Tonight, our show focus is on our healthcare system, a system that was unmasked by its response to the Covid 19 pandemic. We demonstrate that a substantial component of the disparity between mortality from COVID-19 in the US and other affluent countries is due to our healthcare system and the significant share of the US population whom are underinsures orare without health insurance.
Joining Bringing Light Into Darkness tonight is Dr James G. Kahn, emeritus professor of health policy, University of California San Francisco. Leading researcher in the cost and effectiveness of health intervention programs, and in US health care financing reform. He is the Editor and primary blogger, Health Justice Monitor. A new study, published in Proceedings of the National Academy of Sciences USA, has found that between the beginning of the pandemic until mid-March 2022, universal health care could have saved more than 338,000 US lives from Covid-19. The study also calculated that $105.6 billion could have been saved in health care costs associated with Covid hospitalizations. The study demonstrates that a significant share of Covid mortality in the U.S. is “due to our reliance on a system of market-driven health care.” The result is compared to other OECD nations. Our healthcare is underperforming in every measurable except one – profiteering, a result of a health system that prioritizes profits over people, particularly poor people. Skipping and delaying seeking healthcare for financial reasons is a feature of our system while we reveal that other developed nations pay less some 50% less yet their population lives longer.
Medical debt afflicts 40% of US adults in the US while 25-30 million are uninsured and our number of underinsured is growing each year.
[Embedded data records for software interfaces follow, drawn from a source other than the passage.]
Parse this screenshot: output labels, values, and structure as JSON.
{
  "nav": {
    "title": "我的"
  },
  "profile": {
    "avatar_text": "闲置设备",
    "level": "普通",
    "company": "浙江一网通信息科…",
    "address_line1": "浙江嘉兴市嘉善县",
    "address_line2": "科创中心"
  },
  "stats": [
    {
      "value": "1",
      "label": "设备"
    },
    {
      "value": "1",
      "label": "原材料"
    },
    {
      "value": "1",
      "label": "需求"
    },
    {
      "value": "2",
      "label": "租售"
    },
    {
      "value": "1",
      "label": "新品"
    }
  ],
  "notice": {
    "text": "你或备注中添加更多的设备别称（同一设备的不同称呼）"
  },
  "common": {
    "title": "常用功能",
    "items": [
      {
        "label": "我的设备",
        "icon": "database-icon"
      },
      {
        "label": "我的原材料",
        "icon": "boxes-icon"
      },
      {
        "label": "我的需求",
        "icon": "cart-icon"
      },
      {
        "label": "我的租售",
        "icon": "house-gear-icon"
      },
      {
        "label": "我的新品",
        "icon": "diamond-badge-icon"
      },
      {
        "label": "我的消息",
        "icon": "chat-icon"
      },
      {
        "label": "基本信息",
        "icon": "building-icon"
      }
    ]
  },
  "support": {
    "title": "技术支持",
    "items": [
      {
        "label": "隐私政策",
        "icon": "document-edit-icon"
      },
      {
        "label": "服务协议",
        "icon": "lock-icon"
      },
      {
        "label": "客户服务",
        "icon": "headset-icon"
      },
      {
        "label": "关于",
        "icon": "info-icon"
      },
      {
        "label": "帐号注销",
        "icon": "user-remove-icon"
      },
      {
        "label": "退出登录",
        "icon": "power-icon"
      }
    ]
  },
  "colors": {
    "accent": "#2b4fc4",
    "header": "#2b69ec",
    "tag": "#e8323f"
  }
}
This is a problem that that can be fixed as evidenced by dozens of advanced countries that have.